(LISTED RECORDS Opens)

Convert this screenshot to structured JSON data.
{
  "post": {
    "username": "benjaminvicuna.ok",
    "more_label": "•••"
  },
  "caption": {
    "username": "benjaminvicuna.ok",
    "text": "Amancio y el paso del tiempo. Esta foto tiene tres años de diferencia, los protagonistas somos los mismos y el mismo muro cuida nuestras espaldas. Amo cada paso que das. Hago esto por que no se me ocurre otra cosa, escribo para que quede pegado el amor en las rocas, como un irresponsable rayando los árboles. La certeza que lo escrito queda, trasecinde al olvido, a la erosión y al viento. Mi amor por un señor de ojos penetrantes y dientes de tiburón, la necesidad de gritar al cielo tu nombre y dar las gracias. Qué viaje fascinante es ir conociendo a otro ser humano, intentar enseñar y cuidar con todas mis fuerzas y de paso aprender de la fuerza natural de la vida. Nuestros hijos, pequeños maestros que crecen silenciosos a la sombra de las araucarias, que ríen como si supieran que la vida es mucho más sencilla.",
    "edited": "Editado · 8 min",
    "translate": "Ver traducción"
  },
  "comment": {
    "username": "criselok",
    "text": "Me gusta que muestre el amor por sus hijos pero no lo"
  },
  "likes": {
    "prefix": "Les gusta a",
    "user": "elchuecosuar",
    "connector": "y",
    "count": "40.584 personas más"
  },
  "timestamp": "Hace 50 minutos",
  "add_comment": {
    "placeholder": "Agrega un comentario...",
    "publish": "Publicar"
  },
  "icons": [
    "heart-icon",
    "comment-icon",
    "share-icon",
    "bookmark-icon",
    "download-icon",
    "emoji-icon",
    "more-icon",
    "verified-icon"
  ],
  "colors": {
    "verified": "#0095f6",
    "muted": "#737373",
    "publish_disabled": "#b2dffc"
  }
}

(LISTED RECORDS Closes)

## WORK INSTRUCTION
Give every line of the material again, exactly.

## ANSWER TO THE EXERCISE
Convert this screenshot to structured JSON data.
{
  "post": {
    "username": "benjaminvicuna.ok",
    "more_label": "•••"
  },
  "caption": {
    "username": "benjaminvicuna.ok",
    "text": "Amancio y el paso del tiempo. Esta foto tiene tres años de diferencia, los protagonistas somos los mismos y el mismo muro cuida nuestras espaldas. Amo cada paso que das. Hago esto por que no se me ocurre otra cosa, escribo para que quede pegado el amor en las rocas, como un irresponsable rayando los árboles. La certeza que lo escrito queda, trasecinde al olvido, a la erosión y al viento. Mi amor por un señor de ojos penetrantes y dientes de tiburón, la necesidad de gritar al cielo tu nombre y dar las gracias. Qué viaje fascinante es ir conociendo a otro ser humano, intentar enseñar y cuidar con todas mis fuerzas y de paso aprender de la fuerza natural de la vida. Nuestros hijos, pequeños maestros que crecen silenciosos a la sombra de las araucarias, que ríen como si supieran que la vida es mucho más sencilla.",
    "edited": "Editado · 8 min",
    "translate": "Ver traducción"
  },
  "comment": {
    "username": "criselok",
    "text": "Me gusta que muestre el amor por sus hijos pero no lo"
  },
  "likes": {
    "prefix": "Les gusta a",
    "user": "elchuecosuar",
    "connector": "y",
    "count": "40.584 personas más"
  },
  "timestamp": "Hace 50 minutos",
  "add_comment": {
    "placeholder": "Agrega un comentario...",
    "publish": "Publicar"
  },
  "icons": [
    "heart-icon",
    "comment-icon",
    "share-icon",
    "bookmark-icon",
    "download-icon",
    "emoji-icon",
    "more-icon",
    "verified-icon"
  ],
  "colors": {
    "verified": "#0095f6",
    "muted": "#737373",
    "publish_disabled": "#b2dffc"
  }
}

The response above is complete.